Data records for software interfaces
▶

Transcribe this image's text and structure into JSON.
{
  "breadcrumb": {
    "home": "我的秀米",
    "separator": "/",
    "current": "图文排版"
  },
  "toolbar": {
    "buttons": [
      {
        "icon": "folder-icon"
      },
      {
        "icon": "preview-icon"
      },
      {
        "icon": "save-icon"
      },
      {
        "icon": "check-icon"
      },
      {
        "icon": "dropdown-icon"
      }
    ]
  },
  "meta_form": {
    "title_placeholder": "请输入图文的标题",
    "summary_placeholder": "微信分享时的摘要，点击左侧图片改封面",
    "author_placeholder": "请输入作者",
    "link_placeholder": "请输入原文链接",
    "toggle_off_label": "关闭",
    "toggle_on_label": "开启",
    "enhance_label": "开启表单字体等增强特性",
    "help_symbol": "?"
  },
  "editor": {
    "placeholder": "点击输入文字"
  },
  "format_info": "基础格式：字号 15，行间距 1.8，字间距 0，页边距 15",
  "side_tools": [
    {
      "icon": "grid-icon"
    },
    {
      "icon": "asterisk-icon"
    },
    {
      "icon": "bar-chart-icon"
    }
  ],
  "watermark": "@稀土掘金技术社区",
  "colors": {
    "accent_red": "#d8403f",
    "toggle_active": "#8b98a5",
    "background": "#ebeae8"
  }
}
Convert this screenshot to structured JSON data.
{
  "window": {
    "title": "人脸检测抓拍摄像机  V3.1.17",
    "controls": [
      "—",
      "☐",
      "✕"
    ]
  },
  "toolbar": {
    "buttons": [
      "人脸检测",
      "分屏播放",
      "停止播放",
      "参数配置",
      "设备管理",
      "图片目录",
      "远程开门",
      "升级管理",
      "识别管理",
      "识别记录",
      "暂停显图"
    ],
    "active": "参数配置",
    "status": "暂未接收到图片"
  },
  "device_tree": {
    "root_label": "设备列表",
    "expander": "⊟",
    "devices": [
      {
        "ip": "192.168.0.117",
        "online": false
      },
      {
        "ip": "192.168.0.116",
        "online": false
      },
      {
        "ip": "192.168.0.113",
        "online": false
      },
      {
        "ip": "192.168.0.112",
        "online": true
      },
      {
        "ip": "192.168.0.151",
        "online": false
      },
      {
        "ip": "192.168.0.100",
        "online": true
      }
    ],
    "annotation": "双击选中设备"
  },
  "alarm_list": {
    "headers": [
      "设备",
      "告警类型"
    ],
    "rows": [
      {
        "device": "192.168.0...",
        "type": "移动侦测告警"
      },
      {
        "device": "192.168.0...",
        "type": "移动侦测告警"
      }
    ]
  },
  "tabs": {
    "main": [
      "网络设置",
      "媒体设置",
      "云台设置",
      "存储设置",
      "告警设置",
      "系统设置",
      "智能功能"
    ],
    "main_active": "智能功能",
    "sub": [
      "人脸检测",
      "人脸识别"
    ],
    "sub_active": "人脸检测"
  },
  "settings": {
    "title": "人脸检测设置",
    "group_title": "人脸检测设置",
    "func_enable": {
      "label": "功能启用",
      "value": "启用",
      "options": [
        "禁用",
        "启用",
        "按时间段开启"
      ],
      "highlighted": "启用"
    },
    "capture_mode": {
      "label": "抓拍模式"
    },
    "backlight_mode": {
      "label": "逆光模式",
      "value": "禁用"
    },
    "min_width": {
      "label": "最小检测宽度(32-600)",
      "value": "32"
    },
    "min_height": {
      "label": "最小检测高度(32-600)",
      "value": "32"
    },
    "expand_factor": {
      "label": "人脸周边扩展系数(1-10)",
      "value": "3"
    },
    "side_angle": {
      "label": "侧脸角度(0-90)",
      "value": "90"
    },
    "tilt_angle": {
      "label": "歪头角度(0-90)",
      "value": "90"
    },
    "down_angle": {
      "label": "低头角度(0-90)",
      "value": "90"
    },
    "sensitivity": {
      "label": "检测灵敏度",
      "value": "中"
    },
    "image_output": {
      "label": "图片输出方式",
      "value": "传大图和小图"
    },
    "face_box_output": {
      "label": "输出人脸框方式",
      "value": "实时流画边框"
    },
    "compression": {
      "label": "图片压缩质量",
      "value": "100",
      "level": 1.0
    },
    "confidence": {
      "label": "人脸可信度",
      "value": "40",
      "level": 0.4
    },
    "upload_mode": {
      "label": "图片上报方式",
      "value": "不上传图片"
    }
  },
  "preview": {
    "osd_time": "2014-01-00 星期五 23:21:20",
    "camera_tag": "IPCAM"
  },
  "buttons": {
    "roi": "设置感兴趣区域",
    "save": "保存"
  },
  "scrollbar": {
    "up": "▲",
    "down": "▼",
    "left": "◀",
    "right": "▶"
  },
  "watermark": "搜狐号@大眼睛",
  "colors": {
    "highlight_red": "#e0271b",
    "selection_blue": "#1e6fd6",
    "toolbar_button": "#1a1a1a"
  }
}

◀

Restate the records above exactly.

Transcribe this image's text and structure into JSON.
{
  "breadcrumb": {
    "home": "我的秀米",
    "separator": "/",
    "current": "图文排版"
  },
  "toolbar": {
    "buttons": [
      {
        "icon": "folder-icon"
      },
      {
        "icon": "preview-icon"
      },
      {
        "icon": "save-icon"
      },
      {
        "icon": "check-icon"
      },
      {
        "icon": "dropdown-icon"
      }
    ]
  },
  "meta_form": {
    "title_placeholder": "请输入图文的标题",
    "summary_placeholder": "微信分享时的摘要，点击左侧图片改封面",
    "author_placeholder": "请输入作者",
    "link_placeholder": "请输入原文链接",
    "toggle_off_label": "关闭",
    "toggle_on_label": "开启",
    "enhance_label": "开启表单字体等增强特性",
    "help_symbol": "?"
  },
  "editor": {
    "placeholder": "点击输入文字"
  },
  "format_info": "基础格式：字号 15，行间距 1.8，字间距 0，页边距 15",
  "side_tools": [
    {
      "icon": "grid-icon"
    },
    {
      "icon": "asterisk-icon"
    },
    {
      "icon": "bar-chart-icon"
    }
  ],
  "watermark": "@稀土掘金技术社区",
  "colors": {
    "accent_red": "#d8403f",
    "toggle_active": "#8b98a5",
    "background": "#ebeae8"
  }
}
Convert this screenshot to structured JSON data.
{
  "window": {
    "title": "人脸检测抓拍摄像机  V3.1.17",
    "controls": [
      "—",
      "☐",
      "✕"
    ]
  },
  "toolbar": {
    "buttons": [
      "人脸检测",
      "分屏播放",
      "停止播放",
      "参数配置",
      "设备管理",
      "图片目录",
      "远程开门",
      "升级管理",
      "识别管理",
      "识别记录",
      "暂停显图"
    ],
    "active": "参数配置",
    "status": "暂未接收到图片"
  },
  "device_tree": {
    "root_label": "设备列表",
    "expander": "⊟",
    "devices": [
      {
        "ip": "192.168.0.117",
        "online": false
      },
      {
        "ip": "192.168.0.116",
        "online": false
      },
      {
        "ip": "192.168.0.113",
        "online": false
      },
      {
        "ip": "192.168.0.112",
        "online": true
      },
      {
        "ip": "192.168.0.151",
        "online": false
      },
      {
        "ip": "192.168.0.100",
        "online": true
      }
    ],
    "annotation": "双击选中设备"
  },
  "alarm_list": {
    "headers": [
      "设备",
      "告警类型"
    ],
    "rows": [
      {
        "device": "192.168.0...",
        "type": "移动侦测告警"
      },
      {
        "device": "192.168.0...",
        "type": "移动侦测告警"
      }
    ]
  },
  "tabs": {
    "main": [
      "网络设置",
      "媒体设置",
      "云台设置",
      "存储设置",
      "告警设置",
      "系统设置",
      "智能功能"
    ],
    "main_active": "智能功能",
    "sub": [
      "人脸检测",
      "人脸识别"
    ],
    "sub_active": "人脸检测"
  },
  "settings": {
    "title": "人脸检测设置",
    "group_title": "人脸检测设置",
    "func_enable": {
      "label": "功能启用",
      "value": "启用",
      "options": [
        "禁用",
        "启用",
        "按时间段开启"
      ],
      "highlighted": "启用"
    },
    "capture_mode": {
      "label": "抓拍模式"
    },
    "backlight_mode": {
      "label": "逆光模式",
      "value": "禁用"
    },
    "min_width": {
      "label": "最小检测宽度(32-600)",
      "value": "32"
    },
    "min_height": {
      "label": "最小检测高度(32-600)",
      "value": "32"
    },
    "expand_factor": {
      "label": "人脸周边扩展系数(1-10)",
      "value": "3"
    },
    "side_angle": {
      "label": "侧脸角度(0-90)",
      "value": "90"
    },
    "tilt_angle": {
      "label": "歪头角度(0-90)",
      "value": "90"
    },
    "down_angle": {
      "label": "低头角度(0-90)",
      "value": "90"
    },
    "sensitivity": {
      "label": "检测灵敏度",
      "value": "中"
    },
    "image_output": {
      "label": "图片输出方式",
      "value": "传大图和小图"
    },
    "face_box_output": {
      "label": "输出人脸框方式",
      "value": "实时流画边框"
    },
    "compression": {
      "label": "图片压缩质量",
      "value": "100",
      "level": 1.0
    },
    "confidence": {
      "label": "人脸可信度",
      "value": "40",
      "level": 0.4
    },
    "upload_mode": {
      "label": "图片上报方式",
      "value": "不上传图片"
    }
  },
  "preview": {
    "osd_time": "2014-01-00 星期五 23:21:20",
    "camera_tag": "IPCAM"
  },
  "buttons": {
    "roi": "设置感兴趣区域",
    "save": "保存"
  },
  "scrollbar": {
    "up": "▲",
    "down": "▼",
    "left": "◀",
    "right": "▶"
  },
  "watermark": "搜狐号@大眼睛",
  "colors": {
    "highlight_red": "#e0271b",
    "selection_blue": "#1e6fd6",
    "toolbar_button": "#1a1a1a"
  }
}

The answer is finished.